In her "COMPLIANCE", Atty. Evelyn Balgos-Guballa stated that she finished the draft of the memorandum as early as the first week of July and submitted it to the partner-in-charge, Atty. Rex G. Rico; that it was only recently, that she discovered that the memorandum was inadvertently inserted by one of their secretaries (while fixing the table of Atty. Rex G. Rico) among the files of other cases of the law firm; that this unfortunate incident precluded the partner-in-charge to review, correct or modify the draft of the memorandum; and that after discovery of the incident they immediately finalized and filed the memorandum on October 8, 1991. We find the explanation of Atty. Balgos-Guballa unsatisfactory. The law firm should have adopted a more systematic procedure to handle pleadings required to be filed in court. In the instant case, the memorandum was due on July 22, 1991 yet and it would seem that the law firm, if believed, discovered the secretary's blunder two (2) months or more thereafter. Such inaction on the part of the law firm, specifically Atty. Rico and Atty. Balgos-Guballa to check whether or not the required memorandum has been filed with the Court within the reglementary period is equivalent to gross negligence on their part to comply with the directive of the Court. WHEREFORE, the instant petition is partly GRANTED. The questioned decision of the Court of Appeals is MODIFIED in that the amount of P700,000.00 as moral damages granted to complainant Linda Navarette is reduced to P200,000.00. Atty. Rex G. Rico and Atty.
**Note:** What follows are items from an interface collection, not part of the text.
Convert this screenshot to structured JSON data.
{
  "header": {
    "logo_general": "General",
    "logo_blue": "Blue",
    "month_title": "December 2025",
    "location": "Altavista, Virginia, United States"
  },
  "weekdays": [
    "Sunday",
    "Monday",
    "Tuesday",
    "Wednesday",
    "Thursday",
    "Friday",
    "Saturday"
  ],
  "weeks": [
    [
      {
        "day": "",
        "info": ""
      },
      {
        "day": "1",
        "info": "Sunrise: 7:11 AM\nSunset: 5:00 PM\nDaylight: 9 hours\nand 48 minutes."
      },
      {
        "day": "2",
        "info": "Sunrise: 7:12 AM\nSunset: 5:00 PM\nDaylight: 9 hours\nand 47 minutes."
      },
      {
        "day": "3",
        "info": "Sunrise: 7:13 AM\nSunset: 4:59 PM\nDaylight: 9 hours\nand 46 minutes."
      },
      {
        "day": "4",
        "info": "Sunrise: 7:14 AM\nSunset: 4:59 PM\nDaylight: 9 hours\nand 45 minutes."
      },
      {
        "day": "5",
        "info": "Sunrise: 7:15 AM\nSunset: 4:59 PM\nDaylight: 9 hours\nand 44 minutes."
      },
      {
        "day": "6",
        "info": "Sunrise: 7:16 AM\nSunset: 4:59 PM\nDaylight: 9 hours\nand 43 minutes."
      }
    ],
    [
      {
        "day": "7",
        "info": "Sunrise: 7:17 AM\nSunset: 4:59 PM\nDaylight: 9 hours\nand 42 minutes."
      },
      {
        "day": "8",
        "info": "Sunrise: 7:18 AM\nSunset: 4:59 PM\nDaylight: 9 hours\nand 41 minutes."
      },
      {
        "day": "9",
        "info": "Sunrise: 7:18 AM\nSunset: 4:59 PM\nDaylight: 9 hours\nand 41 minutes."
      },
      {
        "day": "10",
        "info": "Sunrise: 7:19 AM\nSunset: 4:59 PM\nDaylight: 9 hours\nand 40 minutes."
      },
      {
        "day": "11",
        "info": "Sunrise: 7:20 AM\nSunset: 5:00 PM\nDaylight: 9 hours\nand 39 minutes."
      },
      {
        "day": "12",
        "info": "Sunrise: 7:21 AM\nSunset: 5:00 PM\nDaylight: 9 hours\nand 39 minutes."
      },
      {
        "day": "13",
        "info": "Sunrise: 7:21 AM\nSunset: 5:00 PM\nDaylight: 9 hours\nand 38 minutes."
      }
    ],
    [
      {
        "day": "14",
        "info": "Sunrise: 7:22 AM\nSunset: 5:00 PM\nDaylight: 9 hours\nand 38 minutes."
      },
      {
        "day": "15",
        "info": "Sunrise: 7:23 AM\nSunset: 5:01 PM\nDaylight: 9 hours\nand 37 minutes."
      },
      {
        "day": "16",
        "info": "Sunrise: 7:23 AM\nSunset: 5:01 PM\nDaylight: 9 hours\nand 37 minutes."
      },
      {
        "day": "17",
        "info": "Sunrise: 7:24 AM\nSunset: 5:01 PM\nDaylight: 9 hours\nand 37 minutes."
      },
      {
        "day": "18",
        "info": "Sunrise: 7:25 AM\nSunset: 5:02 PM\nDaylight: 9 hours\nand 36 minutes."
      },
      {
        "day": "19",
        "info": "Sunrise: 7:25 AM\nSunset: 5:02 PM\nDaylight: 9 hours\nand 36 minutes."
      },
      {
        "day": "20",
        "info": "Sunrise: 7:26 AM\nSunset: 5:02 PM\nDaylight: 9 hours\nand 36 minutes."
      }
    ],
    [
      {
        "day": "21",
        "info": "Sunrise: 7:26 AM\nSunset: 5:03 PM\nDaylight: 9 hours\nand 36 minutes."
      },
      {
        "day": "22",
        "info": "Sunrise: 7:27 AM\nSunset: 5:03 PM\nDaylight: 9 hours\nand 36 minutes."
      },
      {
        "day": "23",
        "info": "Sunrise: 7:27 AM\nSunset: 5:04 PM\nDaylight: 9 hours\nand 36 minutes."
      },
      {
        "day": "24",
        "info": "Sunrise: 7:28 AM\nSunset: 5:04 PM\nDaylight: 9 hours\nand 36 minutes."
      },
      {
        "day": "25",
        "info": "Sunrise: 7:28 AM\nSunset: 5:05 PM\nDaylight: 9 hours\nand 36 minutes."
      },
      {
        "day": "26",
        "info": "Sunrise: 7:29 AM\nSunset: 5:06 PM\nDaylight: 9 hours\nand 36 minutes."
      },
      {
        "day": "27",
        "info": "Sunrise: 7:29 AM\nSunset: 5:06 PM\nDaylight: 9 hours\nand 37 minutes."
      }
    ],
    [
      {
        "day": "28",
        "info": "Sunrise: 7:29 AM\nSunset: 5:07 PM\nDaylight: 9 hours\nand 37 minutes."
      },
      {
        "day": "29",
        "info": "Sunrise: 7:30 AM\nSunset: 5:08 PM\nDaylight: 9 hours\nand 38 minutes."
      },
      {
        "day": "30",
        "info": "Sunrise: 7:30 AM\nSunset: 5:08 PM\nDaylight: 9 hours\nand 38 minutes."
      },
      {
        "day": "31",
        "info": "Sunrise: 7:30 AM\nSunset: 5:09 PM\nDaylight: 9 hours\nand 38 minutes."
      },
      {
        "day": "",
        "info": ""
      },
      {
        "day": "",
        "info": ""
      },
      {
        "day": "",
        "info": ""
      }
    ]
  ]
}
Evelyn Balgos-Guballa are hereby REPRIMANDED for non-compliance with theResolution dated September 25, 1991 with the warning that further gross negligence of this nature committed by them would be dealt with more severely.